133 * These two bits control the sample
134 * rate. Usually set to binary 10 and
135 * MacOS 8.0 says I'm at 48 KHz. Using
136 * a binary value of 01 makes things
137 * sound about 1/2 speed (24 KHz?) and
138 * binary 00 is slower still (22 KHz?)
139 *
140 * Setting this to 0x0000 is a good way to
141 * kill all DMA at boot time so that the
142 * PSC won't overwrite the kernel image
143 * with sound data.
144 */
146 /*
147 * 0x0202 - 0x0203 is unused. Writing there
148 * seems to clobber the control register.
149 */
151 #define PSC_SND_SOURCE 0x204 /*
152 * [ 32-bit ]
153 * Controls input source and volume:
154 *
155 * bits 12-15 : input source volume, 0 - F
156 * bits 16-19 : unknown, always 0x5
157 * bits 20-23 : input source selection:
158 * 0x3 = CD Audio
159 * 0x4 = External Audio
160 *
161 * The volume is definitely not the general
162 * output volume as it doesn't affect the
163 * alert sound volume.
164 */
165 #define PSC_SND_STATUS1 0x208 /*
166 * [ 32-bit ]

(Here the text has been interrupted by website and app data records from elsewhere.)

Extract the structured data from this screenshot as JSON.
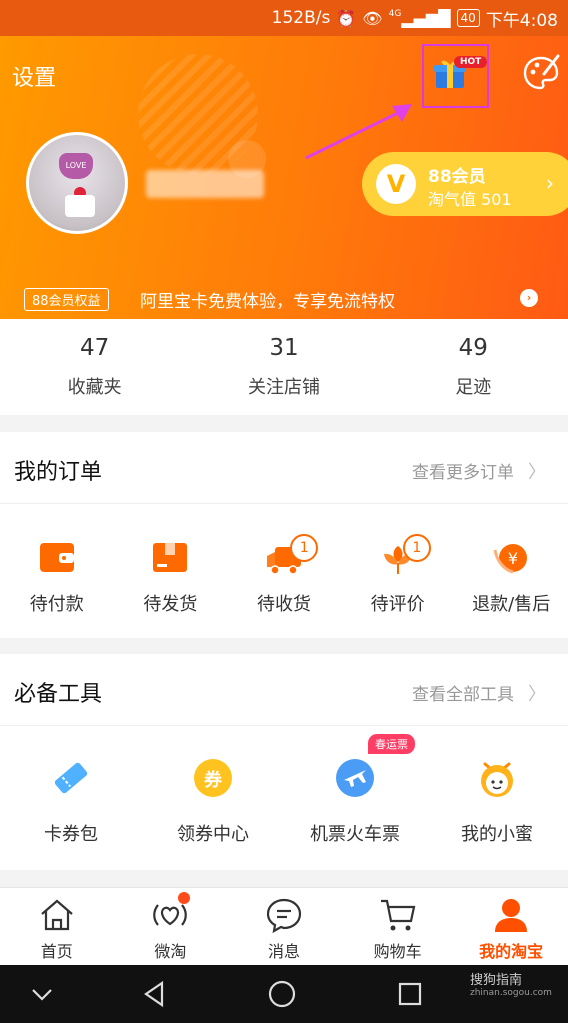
{
  "status_bar": {
    "speed": "152B/s",
    "network": "4G",
    "battery": "40",
    "time": "下午4:08"
  },
  "header": {
    "settings_label": "设置",
    "hot_badge": "HOT",
    "member": {
      "title": "88会员",
      "subtitle": "淘气值 501"
    },
    "benefit_badge": "88会员权益",
    "benefit_text": "阿里宝卡免费体验，专享免流特权",
    "colors": {
      "gradient_start": "#ff9a00",
      "gradient_end": "#ff5a14",
      "member_card": "#ffd23a"
    },
    "icons": [
      "gift-icon",
      "paint-palette-icon",
      "member-v-icon"
    ]
  },
  "stats": [
    {
      "value": "47",
      "label": "收藏夹"
    },
    {
      "value": "31",
      "label": "关注店铺"
    },
    {
      "value": "49",
      "label": "足迹"
    }
  ],
  "orders": {
    "title": "我的订单",
    "more": "查看更多订单",
    "items": [
      {
        "label": "待付款",
        "icon": "wallet-icon",
        "badge": ""
      },
      {
        "label": "待发货",
        "icon": "package-icon",
        "badge": ""
      },
      {
        "label": "待收货",
        "icon": "truck-icon",
        "badge": "1"
      },
      {
        "label": "待评价",
        "icon": "flower-icon",
        "badge": "1"
      },
      {
        "label": "退款/售后",
        "icon": "refund-icon",
        "badge": ""
      }
    ]
  },
  "tools": {
    "title": "必备工具",
    "more": "查看全部工具",
    "items": [
      {
        "label": "卡券包",
        "icon": "ticket-icon",
        "badge": ""
      },
      {
        "label": "领券中心",
        "icon": "coupon-icon",
        "glyph": "券",
        "badge": ""
      },
      {
        "label": "机票火车票",
        "icon": "plane-icon",
        "badge": "春运票"
      },
      {
        "label": "我的小蜜",
        "icon": "assistant-icon",
        "badge": ""
      }
    ]
  },
  "tabbar": {
    "items": [
      {
        "label": "首页",
        "icon": "home-icon"
      },
      {
        "label": "微淘",
        "icon": "weitao-icon"
      },
      {
        "label": "消息",
        "icon": "message-icon"
      },
      {
        "label": "购物车",
        "icon": "cart-icon"
      },
      {
        "label": "我的淘宝",
        "icon": "user-icon",
        "active": true
      }
    ],
    "accent": "#ff5000"
  },
  "watermark": {
    "brand": "搜狗指南",
    "url": "zhinan.sogou.com"
  }
}
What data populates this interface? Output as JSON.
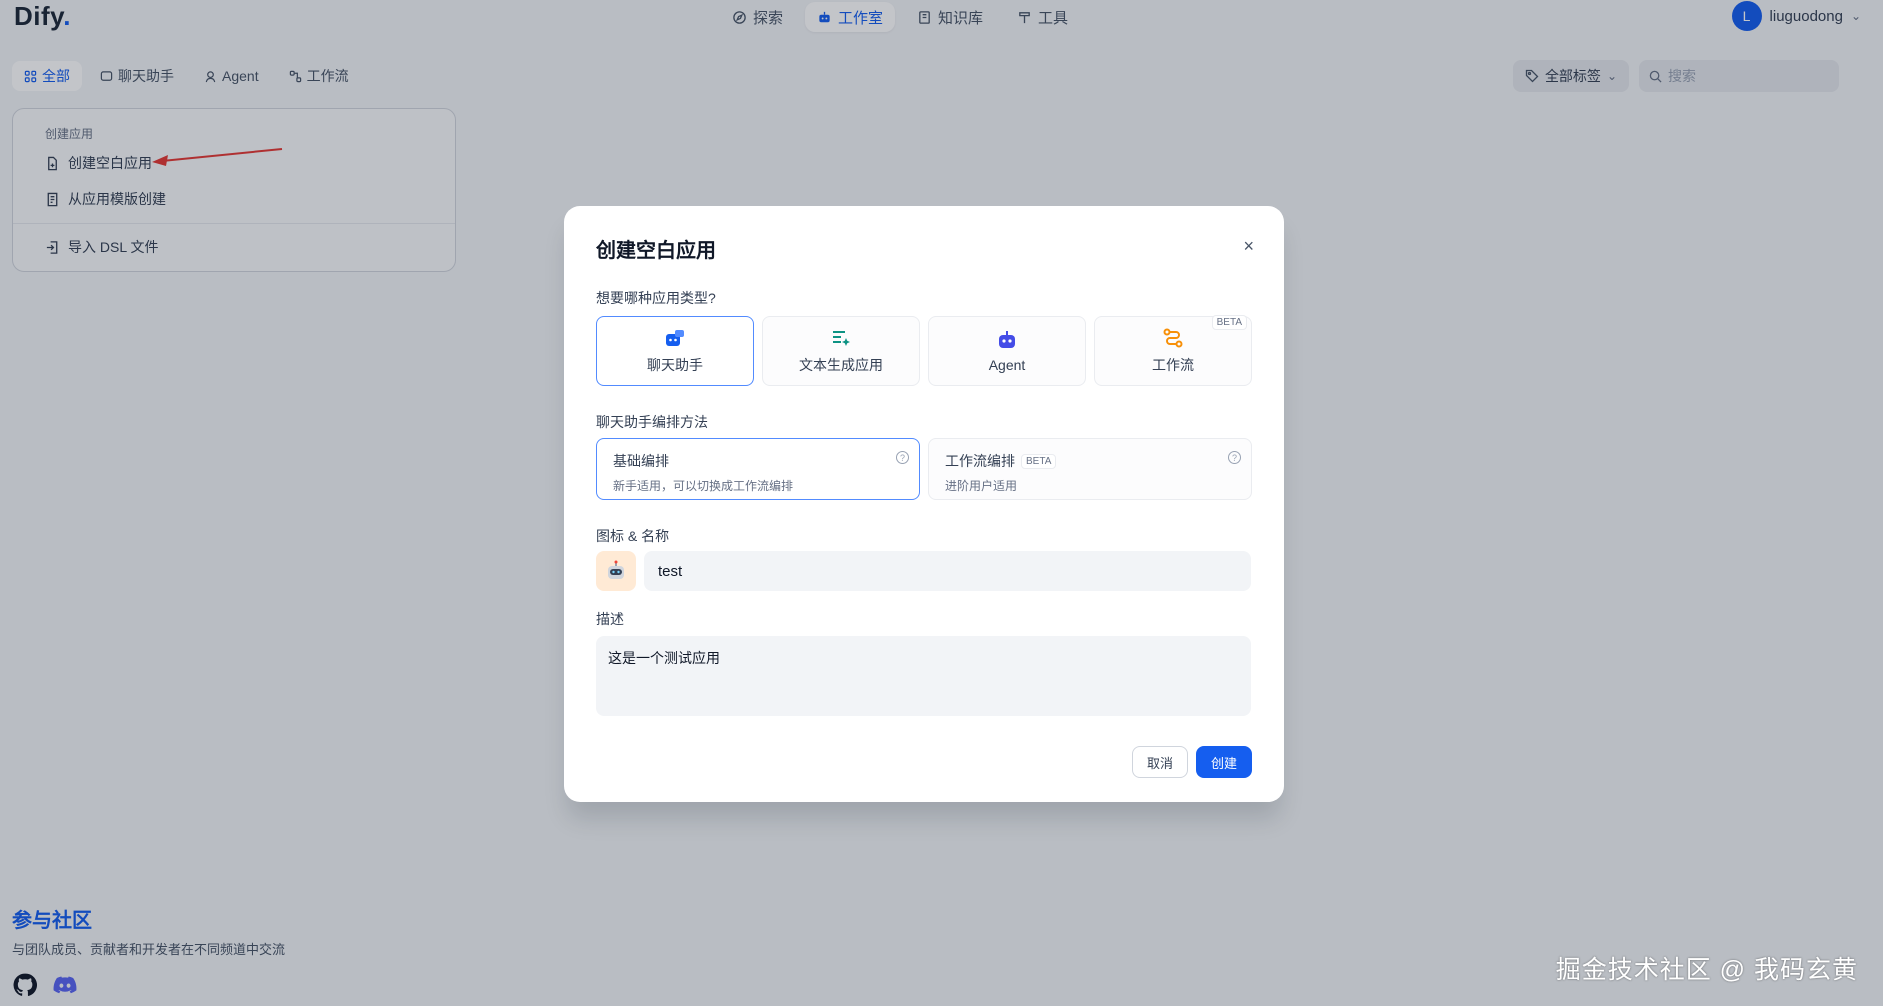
{
  "app": {
    "logo_text": "Dify",
    "logo_dot": "."
  },
  "nav": {
    "items": [
      {
        "label": "探索",
        "icon": "compass-icon"
      },
      {
        "label": "工作室",
        "icon": "robot-icon",
        "active": true
      },
      {
        "label": "知识库",
        "icon": "book-icon"
      },
      {
        "label": "工具",
        "icon": "hammer-icon"
      }
    ]
  },
  "user": {
    "initial": "L",
    "name": "liuguodong"
  },
  "tabs": [
    {
      "label": "全部",
      "active": true
    },
    {
      "label": "聊天助手"
    },
    {
      "label": "Agent"
    },
    {
      "label": "工作流"
    }
  ],
  "filters": {
    "tag_label": "全部标签",
    "search_placeholder": "搜索"
  },
  "create_card": {
    "title": "创建应用",
    "items": [
      "创建空白应用",
      "从应用模版创建",
      "导入 DSL 文件"
    ]
  },
  "community": {
    "title": "参与社区",
    "subtitle": "与团队成员、贡献者和开发者在不同频道中交流"
  },
  "watermark": "掘金技术社区 @ 我码玄黄",
  "modal": {
    "title": "创建空白应用",
    "close": "×",
    "type_question": "想要哪种应用类型?",
    "types": [
      {
        "label": "聊天助手",
        "active": true
      },
      {
        "label": "文本生成应用"
      },
      {
        "label": "Agent"
      },
      {
        "label": "工作流",
        "beta": "BETA"
      }
    ],
    "mode_label": "聊天助手编排方法",
    "modes": [
      {
        "title": "基础编排",
        "desc": "新手适用，可以切换成工作流编排",
        "active": true
      },
      {
        "title": "工作流编排",
        "beta": "BETA",
        "desc": "进阶用户适用"
      }
    ],
    "help": "?",
    "icon_name_label": "图标 & 名称",
    "name_value": "test",
    "desc_label": "描述",
    "desc_value": "这是一个测试应用",
    "cancel": "取消",
    "create": "创建"
  },
  "colors": {
    "accent": "#155eef",
    "overlay": "rgba(16,24,40,0.25)"
  }
}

167 * Appears to be a read-only status register.
168 * The usual value is 0x00400002.
169 */
170 #define PSC_SND_HUH3 0x20C /*
171 * [ 16-bit ]

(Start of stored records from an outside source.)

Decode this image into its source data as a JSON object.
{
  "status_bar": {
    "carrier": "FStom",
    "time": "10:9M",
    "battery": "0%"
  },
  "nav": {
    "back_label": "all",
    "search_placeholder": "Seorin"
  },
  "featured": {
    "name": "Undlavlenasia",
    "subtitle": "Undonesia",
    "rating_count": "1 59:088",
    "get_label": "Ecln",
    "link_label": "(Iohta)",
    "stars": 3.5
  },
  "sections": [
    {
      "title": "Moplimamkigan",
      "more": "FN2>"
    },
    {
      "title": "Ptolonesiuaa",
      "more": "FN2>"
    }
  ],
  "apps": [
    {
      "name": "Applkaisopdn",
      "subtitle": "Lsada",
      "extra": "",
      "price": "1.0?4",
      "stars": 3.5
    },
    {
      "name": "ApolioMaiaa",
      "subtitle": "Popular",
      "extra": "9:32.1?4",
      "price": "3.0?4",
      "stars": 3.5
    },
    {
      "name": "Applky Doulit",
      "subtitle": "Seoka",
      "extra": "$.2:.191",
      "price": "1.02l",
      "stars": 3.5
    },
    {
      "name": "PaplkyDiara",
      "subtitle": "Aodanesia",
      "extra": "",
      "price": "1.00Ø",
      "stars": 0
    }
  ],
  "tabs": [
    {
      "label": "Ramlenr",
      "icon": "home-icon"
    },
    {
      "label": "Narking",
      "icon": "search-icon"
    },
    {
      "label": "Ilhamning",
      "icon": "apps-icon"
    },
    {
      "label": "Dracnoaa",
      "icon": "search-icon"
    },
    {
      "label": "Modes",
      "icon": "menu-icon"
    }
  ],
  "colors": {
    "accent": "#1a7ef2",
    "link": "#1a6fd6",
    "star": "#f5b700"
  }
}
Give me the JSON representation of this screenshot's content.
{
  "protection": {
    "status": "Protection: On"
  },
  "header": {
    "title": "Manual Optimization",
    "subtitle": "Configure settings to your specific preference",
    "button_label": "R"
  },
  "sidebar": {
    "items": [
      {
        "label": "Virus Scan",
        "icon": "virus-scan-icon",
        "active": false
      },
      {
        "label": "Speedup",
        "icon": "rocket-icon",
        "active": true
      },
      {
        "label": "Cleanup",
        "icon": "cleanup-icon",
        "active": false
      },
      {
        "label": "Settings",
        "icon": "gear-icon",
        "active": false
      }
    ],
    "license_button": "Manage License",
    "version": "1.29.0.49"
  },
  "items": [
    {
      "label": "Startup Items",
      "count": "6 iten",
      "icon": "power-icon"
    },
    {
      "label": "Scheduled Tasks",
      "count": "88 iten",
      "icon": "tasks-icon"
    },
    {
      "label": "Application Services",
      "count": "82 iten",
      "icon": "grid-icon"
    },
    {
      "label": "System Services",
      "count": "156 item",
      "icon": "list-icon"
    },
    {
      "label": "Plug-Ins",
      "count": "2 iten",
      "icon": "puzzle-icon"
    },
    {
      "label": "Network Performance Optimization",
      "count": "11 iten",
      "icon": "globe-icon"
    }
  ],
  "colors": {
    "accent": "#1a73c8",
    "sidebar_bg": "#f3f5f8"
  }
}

172 * Unknown 16-bit value, always 0x0000.
173 */
174 #define PSC_SND_BITS2GO 0x20E /*
175 * [ 16-bit ]
176 * Counts down to zero from some constant

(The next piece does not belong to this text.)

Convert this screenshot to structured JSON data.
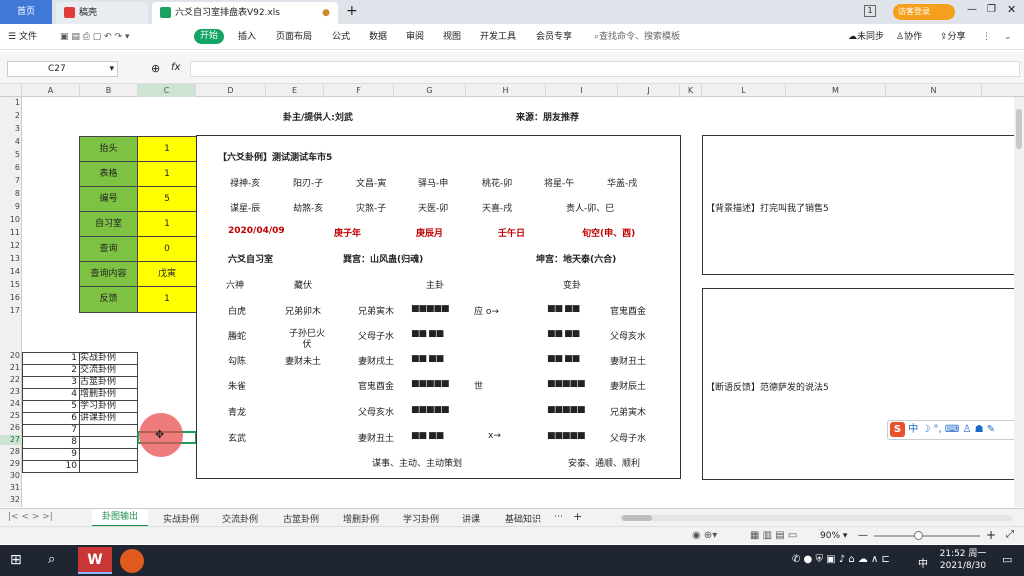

177 * value. The value appears to be the
178 * number of _bits_ remaining before the
179 * buffer is full, which would make sense
180 * since Apple's docs say the sound DMA
181 * channels are 1 bit wide.
182 */
183 #define PSC_SND_INADDR 0x210 /*
184 * [ 32-bit ]
185 * Address of the sound input DMA buffer
186 */
187 #define PSC_SND_OUTADDR 0x214 /*
188 * [ 32-bit ]
189 * Address of the sound output DMA buffer
190 */
191 #define PSC_SND_LEN 0x218 /*
192 * [ 16-bit ]
193 * Length of both buffers in eight-byte units.
194 */
195 #define PSC_SND_HUH4 0x21A /*
196 * [ 16-bit ]
197 * Unknown, always 0x0000.
198 */
199 #define PSC_SND_STATUS2 0x21C /*
200 * [ 16-bit ]
201 * Appears to e a read-only status register.
202 * The usual value is 0x0200.
203 */
204 #define PSC_SND_HUH5 0x21E /*
205 * [ 16-bit ]
206 * Unknown, always 0x0000.
207 */
209 #ifndef __ASSEMBLY__
211 extern volatile __u8 *psc;
212 extern int psc_present;
214 /*
215 * Access functions
216 */
218 static inline void psc_write_byte(int offset, __u8 data)
219 {
220 *((volatile __u8 *)(psc + offset)) = data;
221 }
223 static inline void psc_write_word(int offset, __u16 data)
224 {
225 *((volatile __u16 *)(psc + offset)) = data;
226 }
228 static inline void psc_write_long(int offset, __u32 data)
229 {
230 *((volatile __u32 *)(psc + offset)) = data;
231 }
233 static inline u8 psc_read_byte(int offset)
234 {
235 return *((volatile __u8 *)(psc + offset));
236 }
238 static inline u16 psc_read_word(int offset)
239 {
240 return *((volatile __u16 *)(psc + offset));
241 }
243 static inline u32 psc_read_long(int offset)
244 {
245 return *((volatile __u32 *)(psc + offset));
246 }
248 #endif /* __ASSEMBLY__ */